It's a common task for all of us to carry or pull our bags or wheel our electric trolley during a medal round, then consult our yardage chart or even our GPS calculator. And as if the game wasn't difficult enough we then have to hit the ball, walk after it and try to eventually get it into the hole in the least possible strokes, not to mention the added pressure of keeping a card going.
I often wonder just how strokes a good caddie would save us - not only by reducing the physical strain of bag carrying but more appropriately to help us make the right decisions in terms of course management.
To those competing in the US Masters this week, where caddies stand out more than any other tournament with their traditional white overalls and green numbers (identifying in which order players register), they are invaluable.
But if you or I were to have a professional caddie would he or she save us two or three shots a round or maybe 10 or a dozen, if we were a higher handicapper without much strokeplay competition experience?
The Madeira Islands Open was the first tournament back in Europe after its worldwide travels - an event with a relatively small prize fund and which attracted only a handful of the higher ranked players.

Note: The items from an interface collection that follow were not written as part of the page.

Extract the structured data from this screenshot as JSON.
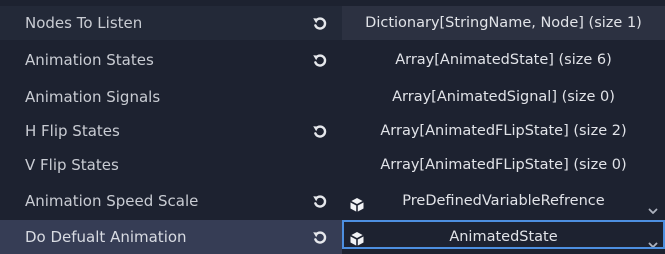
{
  "colors": {
    "background": "#1d2230",
    "row_alt": "#232938",
    "row_highlight": "#363d55",
    "selected_border": "#4d8fe0",
    "text": "#c9ccd3",
    "value_text": "#e1e3e8"
  },
  "properties": [
    {
      "label": "Nodes To Listen",
      "has_revert": true,
      "value": "Dictionary[StringName, Node] (size 1)"
    },
    {
      "label": "Animation States",
      "has_revert": true,
      "value": "Array[AnimatedState] (size 6)"
    },
    {
      "label": "Animation Signals",
      "has_revert": false,
      "value": "Array[AnimatedSignal] (size 0)"
    },
    {
      "label": "H Flip States",
      "has_revert": true,
      "value": "Array[AnimatedFLipState] (size 2)"
    },
    {
      "label": "V Flip States",
      "has_revert": false,
      "value": "Array[AnimatedFLipState] (size 0)"
    },
    {
      "label": "Animation Speed Scale",
      "has_revert": true,
      "value": "PreDefinedVariableRefrence",
      "resource_icon": "cube-icon",
      "dropdown_icon": "chevron-down-icon"
    },
    {
      "label": "Do Defualt Animation",
      "has_revert": true,
      "value": "AnimatedState",
      "resource_icon": "cube-icon",
      "dropdown_icon": "chevron-down-icon",
      "selected": true
    }
  ],
  "icons": {
    "revert": "revert-icon"
  }
}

But it provided a rare opportunity for those who finished down the pecking order last year either on the main tour, the Challenge Tour or at the Qualifying School, to improve their status and ranking points.
One problem, however, for many of the players in the lower exemption categories is that their budgets are so tight, they simply can't afford the £400 -£500 it costs per week to employ a professional caddie, even on a one off basis.
In the first two rounds, players were permitted to carry their own bags or pull a trolley - among them Robert Rock who has finished high in events on Tour in the past. This was demanding both physically and mentally on such a gruelling terrain as Santo da Serra, made even more difficult by windy and wet conditions and where elevation drops by about 900 feet!
The other option is to employ a local volunteer to carry the bag, clean the odd ball and club, but contribute little else. This might ease the physical effort, but the pro is still calculating his own yardages, selecting his clubs, raking the bunkers, replacing divots and sorting out his umbrella and waterproofs.
"He had no idea where to go or where to stand, let alone what to do. To make matters worse his phone rang on one hole, and to compound matters – he answered it!" he said.
Andy admitted he immediately felt embarrassed and guilty in front of his playing partners and became anxious as to what else might happen.
Fortunately he was spared a roasting from Tour officials and managed to get a slightly more suitable replacement for the second round, though it didn't prevent him (or Rock) missing the cut by four shots.
Credit then to Gary Clark, forced to employ a local bag carrier for the week, yet still able to claim third place money on a thrilling final round.
What might have happened had he been able to have had the funds to employ a professional bagman like Forsyth and Hennie Otto, the two players who contested the play-off?
It's a real a Catch 22 situation for players in the lower reaches of the tour – you can't afford a caddie, but can you afford not to have one?
Tell us on the forum if you've ever employed an experienced caddie for a special round. Did it make a difference or are you better served with your own counsel? How many strokes would you save with a knowledgeable bagman - or 'bag-woman'?